***** Information supplied

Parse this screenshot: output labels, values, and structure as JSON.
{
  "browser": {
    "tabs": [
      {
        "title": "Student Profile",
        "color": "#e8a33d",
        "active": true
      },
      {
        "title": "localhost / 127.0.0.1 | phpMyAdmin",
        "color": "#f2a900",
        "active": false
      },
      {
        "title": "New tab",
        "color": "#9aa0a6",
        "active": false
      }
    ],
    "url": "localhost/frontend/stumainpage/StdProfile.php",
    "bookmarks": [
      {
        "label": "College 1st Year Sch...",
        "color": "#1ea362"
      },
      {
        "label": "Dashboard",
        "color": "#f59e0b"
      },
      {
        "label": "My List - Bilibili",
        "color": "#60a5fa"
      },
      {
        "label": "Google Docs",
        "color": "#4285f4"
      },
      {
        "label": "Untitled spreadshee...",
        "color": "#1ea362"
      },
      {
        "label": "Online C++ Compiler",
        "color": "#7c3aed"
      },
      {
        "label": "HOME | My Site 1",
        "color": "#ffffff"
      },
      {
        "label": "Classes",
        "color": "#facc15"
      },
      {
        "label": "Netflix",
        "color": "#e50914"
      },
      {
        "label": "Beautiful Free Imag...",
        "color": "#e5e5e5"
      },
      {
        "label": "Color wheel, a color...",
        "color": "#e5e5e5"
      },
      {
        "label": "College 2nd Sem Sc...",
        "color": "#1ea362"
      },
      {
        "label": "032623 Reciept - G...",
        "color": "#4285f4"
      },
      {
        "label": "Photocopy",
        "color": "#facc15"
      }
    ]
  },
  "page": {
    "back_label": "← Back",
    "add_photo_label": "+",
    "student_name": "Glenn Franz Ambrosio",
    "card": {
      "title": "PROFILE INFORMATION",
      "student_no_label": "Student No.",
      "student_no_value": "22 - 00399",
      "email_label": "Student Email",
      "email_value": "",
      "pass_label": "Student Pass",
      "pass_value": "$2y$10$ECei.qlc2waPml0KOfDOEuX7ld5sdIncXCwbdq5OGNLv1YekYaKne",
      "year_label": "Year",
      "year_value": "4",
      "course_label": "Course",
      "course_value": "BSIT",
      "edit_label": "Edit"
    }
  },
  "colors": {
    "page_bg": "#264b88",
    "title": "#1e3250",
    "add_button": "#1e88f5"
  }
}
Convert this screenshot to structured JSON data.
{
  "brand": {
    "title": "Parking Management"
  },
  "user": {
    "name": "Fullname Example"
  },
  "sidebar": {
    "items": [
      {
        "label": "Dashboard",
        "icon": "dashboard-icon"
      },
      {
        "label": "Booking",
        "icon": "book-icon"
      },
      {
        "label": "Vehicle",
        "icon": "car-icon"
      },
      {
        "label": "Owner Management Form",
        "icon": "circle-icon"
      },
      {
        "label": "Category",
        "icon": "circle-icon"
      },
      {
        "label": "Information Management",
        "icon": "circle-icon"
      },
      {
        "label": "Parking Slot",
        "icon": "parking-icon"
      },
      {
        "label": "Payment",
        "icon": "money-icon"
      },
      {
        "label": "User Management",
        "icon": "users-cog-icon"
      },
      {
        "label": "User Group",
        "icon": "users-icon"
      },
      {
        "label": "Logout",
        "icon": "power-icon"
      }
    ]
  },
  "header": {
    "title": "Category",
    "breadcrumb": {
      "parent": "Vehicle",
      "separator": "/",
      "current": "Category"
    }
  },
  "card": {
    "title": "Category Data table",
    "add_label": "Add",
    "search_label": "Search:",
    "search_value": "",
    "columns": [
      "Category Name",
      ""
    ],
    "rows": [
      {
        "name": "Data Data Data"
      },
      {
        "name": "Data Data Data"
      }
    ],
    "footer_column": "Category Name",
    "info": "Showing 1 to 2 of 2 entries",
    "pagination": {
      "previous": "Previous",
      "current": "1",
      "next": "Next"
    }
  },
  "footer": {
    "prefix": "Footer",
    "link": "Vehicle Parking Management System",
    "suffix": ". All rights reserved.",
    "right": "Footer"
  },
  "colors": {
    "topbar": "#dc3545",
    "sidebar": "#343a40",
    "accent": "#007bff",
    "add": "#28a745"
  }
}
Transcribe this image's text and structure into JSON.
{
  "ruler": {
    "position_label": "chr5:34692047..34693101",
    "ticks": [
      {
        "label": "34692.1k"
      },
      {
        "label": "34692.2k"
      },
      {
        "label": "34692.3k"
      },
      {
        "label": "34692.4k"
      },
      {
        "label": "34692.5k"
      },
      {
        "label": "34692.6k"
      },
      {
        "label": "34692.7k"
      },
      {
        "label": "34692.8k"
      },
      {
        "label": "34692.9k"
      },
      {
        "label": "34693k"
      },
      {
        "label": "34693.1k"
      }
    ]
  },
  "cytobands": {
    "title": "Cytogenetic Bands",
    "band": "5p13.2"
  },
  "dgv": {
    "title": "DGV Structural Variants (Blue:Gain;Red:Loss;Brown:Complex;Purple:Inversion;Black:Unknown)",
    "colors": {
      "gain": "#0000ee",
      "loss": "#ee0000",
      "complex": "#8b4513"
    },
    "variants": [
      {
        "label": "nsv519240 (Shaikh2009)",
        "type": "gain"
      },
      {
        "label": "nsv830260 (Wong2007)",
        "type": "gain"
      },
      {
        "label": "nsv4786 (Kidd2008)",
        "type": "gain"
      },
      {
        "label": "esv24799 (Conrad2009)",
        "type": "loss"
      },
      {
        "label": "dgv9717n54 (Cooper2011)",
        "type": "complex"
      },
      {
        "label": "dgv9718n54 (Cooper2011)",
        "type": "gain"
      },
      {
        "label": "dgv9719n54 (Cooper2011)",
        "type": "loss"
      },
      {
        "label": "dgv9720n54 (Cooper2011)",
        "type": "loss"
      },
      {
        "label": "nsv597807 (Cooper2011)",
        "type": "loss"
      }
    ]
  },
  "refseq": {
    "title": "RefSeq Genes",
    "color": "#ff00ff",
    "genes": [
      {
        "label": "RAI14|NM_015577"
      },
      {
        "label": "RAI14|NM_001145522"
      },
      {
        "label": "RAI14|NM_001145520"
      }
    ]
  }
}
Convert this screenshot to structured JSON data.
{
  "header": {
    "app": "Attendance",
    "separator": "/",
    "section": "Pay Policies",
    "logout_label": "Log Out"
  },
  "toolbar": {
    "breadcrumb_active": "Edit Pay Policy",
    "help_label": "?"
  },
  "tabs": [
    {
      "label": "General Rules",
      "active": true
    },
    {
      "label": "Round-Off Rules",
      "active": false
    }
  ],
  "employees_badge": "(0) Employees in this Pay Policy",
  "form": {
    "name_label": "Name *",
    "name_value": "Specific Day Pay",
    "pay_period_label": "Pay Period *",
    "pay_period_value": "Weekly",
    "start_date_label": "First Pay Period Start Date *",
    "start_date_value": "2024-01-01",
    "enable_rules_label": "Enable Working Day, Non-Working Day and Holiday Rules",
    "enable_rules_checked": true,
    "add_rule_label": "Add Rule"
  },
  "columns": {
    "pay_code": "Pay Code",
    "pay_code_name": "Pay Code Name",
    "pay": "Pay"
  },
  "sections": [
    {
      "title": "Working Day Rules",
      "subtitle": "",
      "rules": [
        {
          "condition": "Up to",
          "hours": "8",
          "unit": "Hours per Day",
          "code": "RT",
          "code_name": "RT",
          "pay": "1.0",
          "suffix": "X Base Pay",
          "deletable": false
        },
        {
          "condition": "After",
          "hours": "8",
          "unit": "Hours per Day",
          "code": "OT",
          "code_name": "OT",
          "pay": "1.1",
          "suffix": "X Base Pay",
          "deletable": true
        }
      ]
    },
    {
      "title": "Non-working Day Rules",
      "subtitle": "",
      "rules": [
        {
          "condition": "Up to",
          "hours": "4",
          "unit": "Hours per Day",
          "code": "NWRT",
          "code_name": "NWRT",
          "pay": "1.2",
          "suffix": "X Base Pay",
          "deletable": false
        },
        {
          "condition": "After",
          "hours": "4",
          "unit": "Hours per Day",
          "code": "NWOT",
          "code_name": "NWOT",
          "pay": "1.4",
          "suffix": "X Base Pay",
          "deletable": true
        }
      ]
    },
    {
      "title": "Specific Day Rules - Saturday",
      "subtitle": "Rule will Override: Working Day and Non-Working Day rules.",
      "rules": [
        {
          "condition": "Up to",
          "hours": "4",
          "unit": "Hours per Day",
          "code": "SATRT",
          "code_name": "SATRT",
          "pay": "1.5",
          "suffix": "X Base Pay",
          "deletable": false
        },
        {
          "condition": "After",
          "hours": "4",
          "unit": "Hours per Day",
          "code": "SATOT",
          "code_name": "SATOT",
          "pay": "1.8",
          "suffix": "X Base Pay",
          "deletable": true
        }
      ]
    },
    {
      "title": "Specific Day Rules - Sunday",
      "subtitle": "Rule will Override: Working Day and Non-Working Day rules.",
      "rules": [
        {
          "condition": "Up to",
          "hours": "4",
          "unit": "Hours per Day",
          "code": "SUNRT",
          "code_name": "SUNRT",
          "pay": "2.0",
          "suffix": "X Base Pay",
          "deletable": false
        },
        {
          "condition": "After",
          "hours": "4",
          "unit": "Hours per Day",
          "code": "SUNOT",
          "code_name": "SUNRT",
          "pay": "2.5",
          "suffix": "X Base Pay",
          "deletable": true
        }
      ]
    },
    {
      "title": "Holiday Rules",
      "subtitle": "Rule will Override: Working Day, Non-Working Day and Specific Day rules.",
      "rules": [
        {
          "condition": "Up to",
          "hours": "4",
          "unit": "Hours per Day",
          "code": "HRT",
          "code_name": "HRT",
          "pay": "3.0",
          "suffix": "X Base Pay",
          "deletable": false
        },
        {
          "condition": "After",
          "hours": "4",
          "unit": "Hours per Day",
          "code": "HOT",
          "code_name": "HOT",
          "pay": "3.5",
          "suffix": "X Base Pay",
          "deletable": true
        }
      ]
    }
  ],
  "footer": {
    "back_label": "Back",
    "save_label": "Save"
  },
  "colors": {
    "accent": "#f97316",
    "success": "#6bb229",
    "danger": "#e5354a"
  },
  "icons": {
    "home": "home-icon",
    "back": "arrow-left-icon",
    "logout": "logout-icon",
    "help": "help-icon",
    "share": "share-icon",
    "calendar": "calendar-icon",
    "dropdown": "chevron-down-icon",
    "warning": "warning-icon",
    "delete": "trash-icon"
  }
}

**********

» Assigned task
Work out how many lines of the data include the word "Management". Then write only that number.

» Response to the task
5